With the Norseman fast approaching and very little racing miles in my legs this year I was keen on a long distance hit out – whilst there were some ‘big’ middle distance races available on the perfect weekend (5 weeks out from Norseman), notably Outlaw Half and the new Edinburgh Ironman 70.3, when I saw the amazing folk at Race New Forest had a ‘long’ middle distance with a small field called the Boskman, I entered before you could say ‘donkeys, cows and wild horses’. I’ve raced maybe 10 times down in the New Forest over the years and it’s stunning – my favourite racing venue and organisers in the UK. I love small races where you get to tap into the essence of our sport – a solo time trial effort with just your chimp for company (and the aforementioned wildlife to keep you on your toes). With a non-standard distance to fit into the surrounds of 2.7k downstream swim, 123k lumpy bike and 21k run it was the perfect race to prepare for Norseman – which due to the mountains and elements will take a lot longer than a normal Ironman.

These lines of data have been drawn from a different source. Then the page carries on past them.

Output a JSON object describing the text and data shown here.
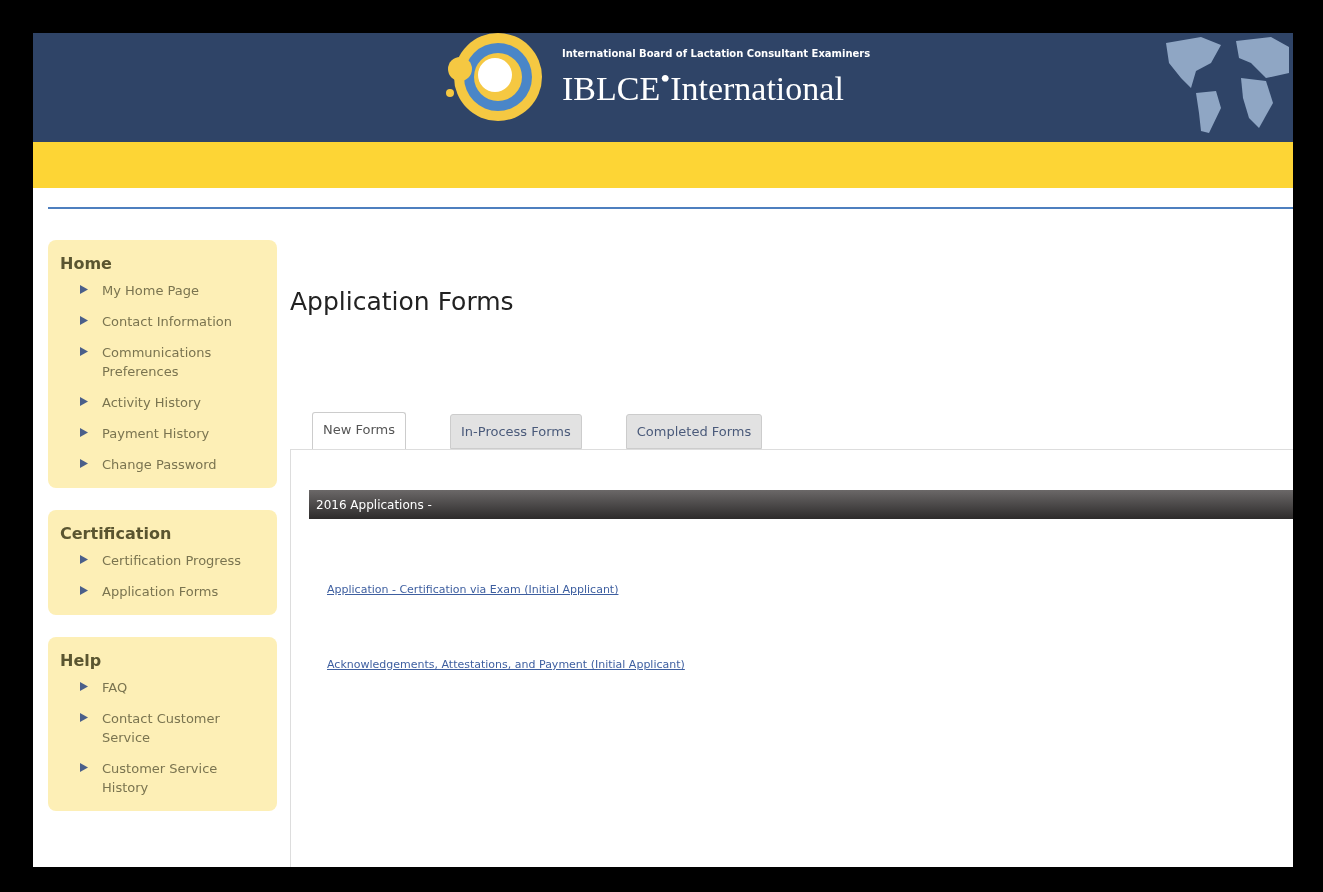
{
  "header": {
    "subtitle": "International Board of Lactation Consultant Examiners",
    "title": "IBLCE$^{•}$International"
  },
  "sidebar": [
    {
      "title": "Home",
      "items": [
        {
          "label": "My Home Page",
          "selected": false
        },
        {
          "label": "Contact Information",
          "selected": false
        },
        {
          "label": "Communications Preferences",
          "selected": false
        },
        {
          "label": "Activity History",
          "selected": false
        },
        {
          "label": "Payment History",
          "selected": false
        },
        {
          "label": "Change Password",
          "selected": false
        }
      ]
    },
    {
      "title": "Certification",
      "items": [
        {
          "label": "Certification Progress",
          "selected": false
        },
        {
          "label": "Application Forms",
          "selected": false
        }
      ]
    },
    {
      "title": "Help",
      "items": [
        {
          "label": "FAQ",
          "selected": false
        },
        {
          "label": "Contact Customer Service",
          "selected": false
        },
        {
          "label": "Customer Service History",
          "selected": false
        }
      ]
    }
  ],
  "page_title": "Application Forms",
  "tabs": [
    {
      "label": "New Forms",
      "selected": true
    },
    {
      "label": "In-Process Forms",
      "selected": false
    },
    {
      "label": "Completed Forms",
      "selected": false
    }
  ],
  "section": {
    "title": "2016 Applications -",
    "links": [
      "Application - Certification via Exam (Initial Applicant)",
      "Acknowledgements, Attestations, and Payment (Initial Applicant)"
    ]
  }
}
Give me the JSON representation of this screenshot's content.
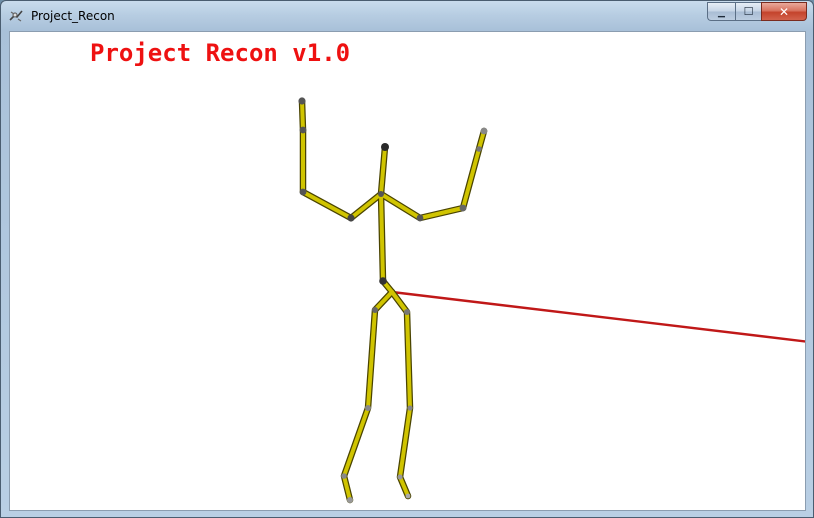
{
  "window": {
    "title": "Project_Recon"
  },
  "controls": {
    "minimize_glyph": "▁",
    "maximize_glyph": "☐",
    "close_glyph": "✕"
  },
  "viewport": {
    "overlay_title": "Project Recon v1.0",
    "overlay_color": "#ee1111",
    "background": "#ffffff",
    "skeleton_color": "#c9bc00",
    "ray_color": "#c01818"
  }
}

The game plan was to use it as a 6 hour Ironman pace training day – whilst that sounds conservative on paper, untapered at the end of a long training block and with the small matter of 18x800s on the track in the legs from 4 days before, it was likely to feel like a fair effort on the day. In a small field of 70 racers I was hoping that might be enough to win the race, but when a fast friend of mine, Rob Arkell, entered the race last minute that added an asterisk to the plan – if Rob (a 2:35 marathoner) was within 10 minutes of me off the bike I would have to run very hard to hold him off for the win. Game on!
As hoped given recent good vibrations in training, I got away off the front on the beautiful point to point swim around a big S bend of the Beaulieu River (thankfully avoiding swallowing any of the thousands of jelly fish!) and built a good lead that I extended on the bike.

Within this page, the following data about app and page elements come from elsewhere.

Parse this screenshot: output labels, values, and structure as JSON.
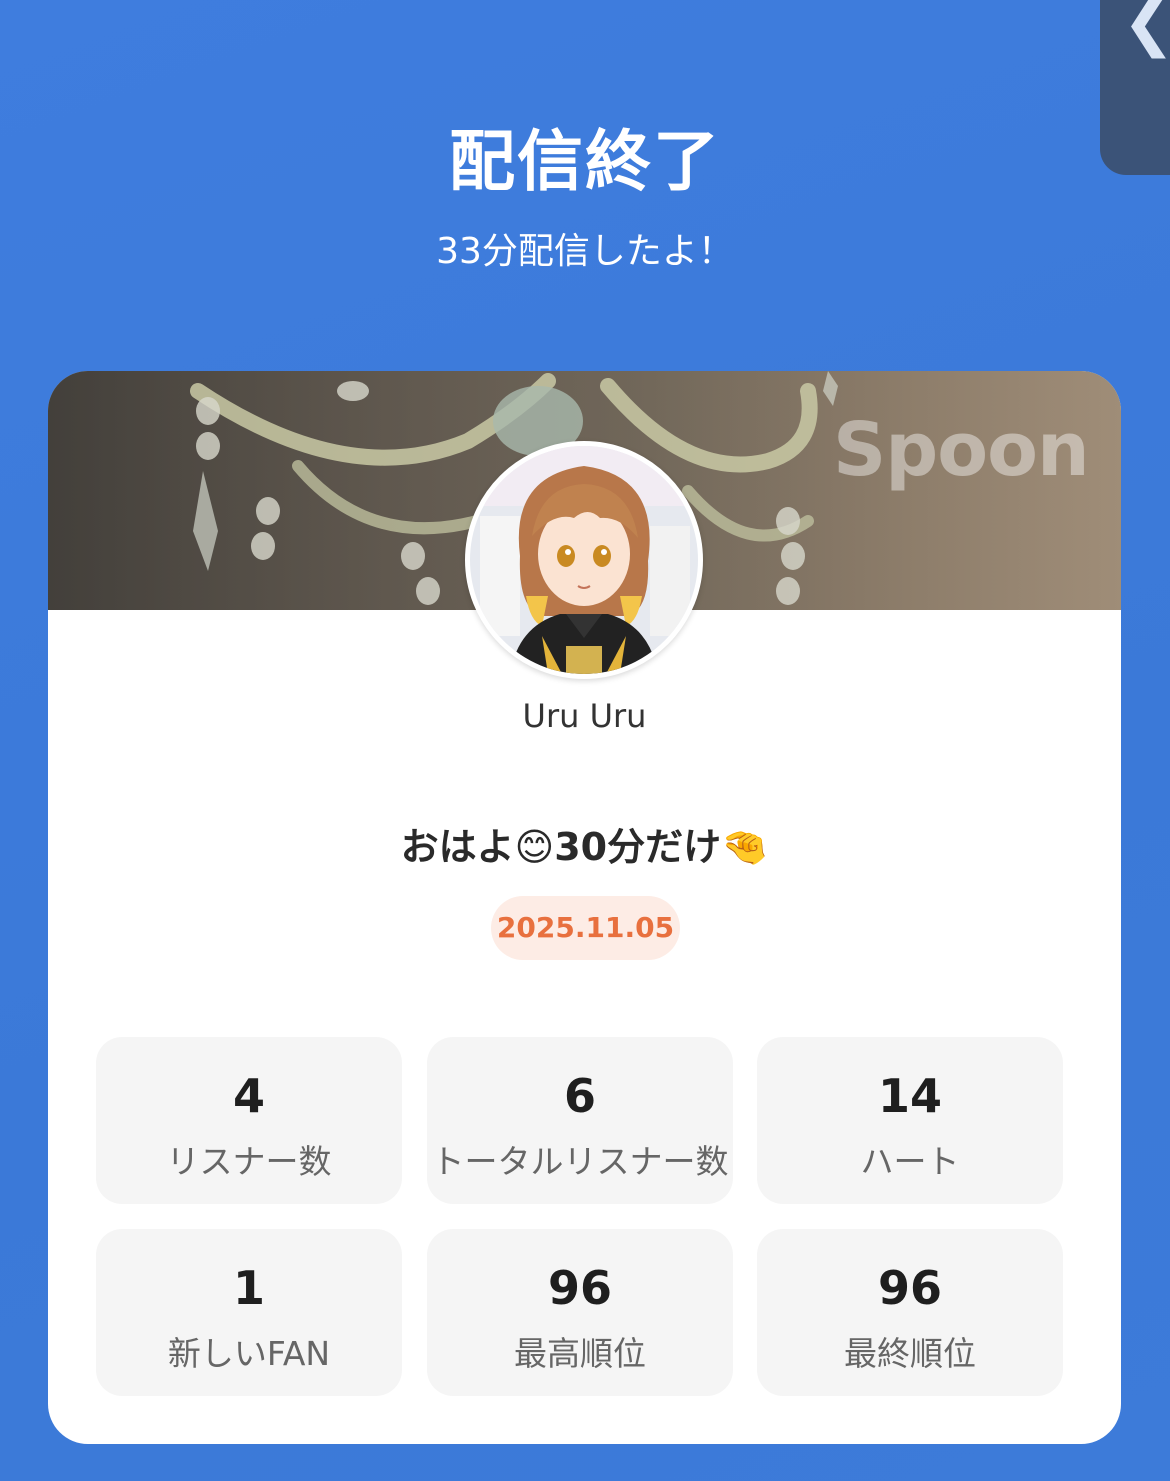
{
  "header": {
    "title": "配信終了",
    "subtitle": "33分配信したよ！"
  },
  "side_tab": {
    "icon": "chevron-left-icon",
    "glyph": "❮"
  },
  "card": {
    "brand_watermark": "Spoon",
    "username": "Uru Uru",
    "broadcast_title": "おはよ😊30分だけ🤏",
    "date": "2025.11.05"
  },
  "stats": [
    {
      "value": "4",
      "label": "リスナー数"
    },
    {
      "value": "6",
      "label": "トータルリスナー数"
    },
    {
      "value": "14",
      "label": "ハート"
    },
    {
      "value": "1",
      "label": "新しいFAN"
    },
    {
      "value": "96",
      "label": "最高順位"
    },
    {
      "value": "96",
      "label": "最終順位"
    }
  ],
  "colors": {
    "background": "#3d7bd9",
    "card": "#ffffff",
    "date_badge_bg": "#fdece5",
    "date_badge_text": "#e8703e",
    "stat_bg": "#f5f5f5"
  }
}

The bike course took us up into the north west of the forest, roads I’d not ridden before and it was great fun – windy, lumpy and bumpy taking in both exposed heathland and winding little hilly lanes in amongst the trees. Other than a close call with a calf that I didn’t see darting out from behind a massive brick outhouse of a cow at the roadside, and a pack of horses blocking the road that didn’t care much for me having to get out of my aero tuck to shoo them away, it was a drama free Sunday morning smash about on quiet roads. My legs and head tied up a little in the middle but caffeine gels sorted both out and a strong last hour saw me up above the planned 230 watts and by the end of the 3hr27 ride my lead was extended to about 20 minutes.

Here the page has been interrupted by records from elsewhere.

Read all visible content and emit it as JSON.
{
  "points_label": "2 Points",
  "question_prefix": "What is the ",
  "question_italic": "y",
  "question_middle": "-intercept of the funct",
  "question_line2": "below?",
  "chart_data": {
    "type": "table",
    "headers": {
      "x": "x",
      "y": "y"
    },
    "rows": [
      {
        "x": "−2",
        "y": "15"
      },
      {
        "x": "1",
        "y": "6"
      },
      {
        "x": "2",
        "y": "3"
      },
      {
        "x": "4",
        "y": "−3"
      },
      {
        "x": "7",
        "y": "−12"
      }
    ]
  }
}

The run legs felt nice enough and Ironman pace of 4:30-4:45 per km was just the ticket. At the first out and back seeing my lead over Rob was 20 minutes was a nice relief as I didn’t really fancy a trip to the hurt locker to lift it above that! Rob looked fantastic but confusingly wasn’t making any ground on me at the later out and backs – it turns out he was running faster than me but a late dinner the night before meant his stomach was also running faster! 2 out and backs on both laps made for a great run course mentally – going past the start and finish area (up the nasty hill from the river up past Bucklers Hard!!) twice in each lap and a nice mix of tarmac and trails with some hills thrown in for good measure. As ever the last few kilometres hurt a bit, but I executed bang on plan with a 1:37 run, 5:45 overall and a 15 minute victory.
It has been a slower than normal start to the year for me on the training and racing front, but after some solid training and with a back-end weighted Norseman/Ironman Wales double header coming my way, it feels like it’s all coming to the boil rather nicely. Next stop Eidfjord on 5th August for the small matter of a freezing fjord swim, 4 mountain passes on the bike and a run up to the top of Gaustatoppen (that Norwegian for ‘sodding big mountain’). After a few years of chasing fast times and Kona slots it’s a challenge that has really caught my imagination and passion for why I really do this sport – health, happiness, training and racing with friends and scary challenges that make you smile and get you out of bed at 5am. I can’t wait.
Big up to Rob for keeping me honest in the race, James and the Optima gang for some great training recently, and an even bigger big up to Richard, Joanne and their crew of volunteers at Race New Forest. If you are an endurance athlete that hasn’t raced in the New Forest then you’re certifiably mad – go forth and enter one of their races immediately.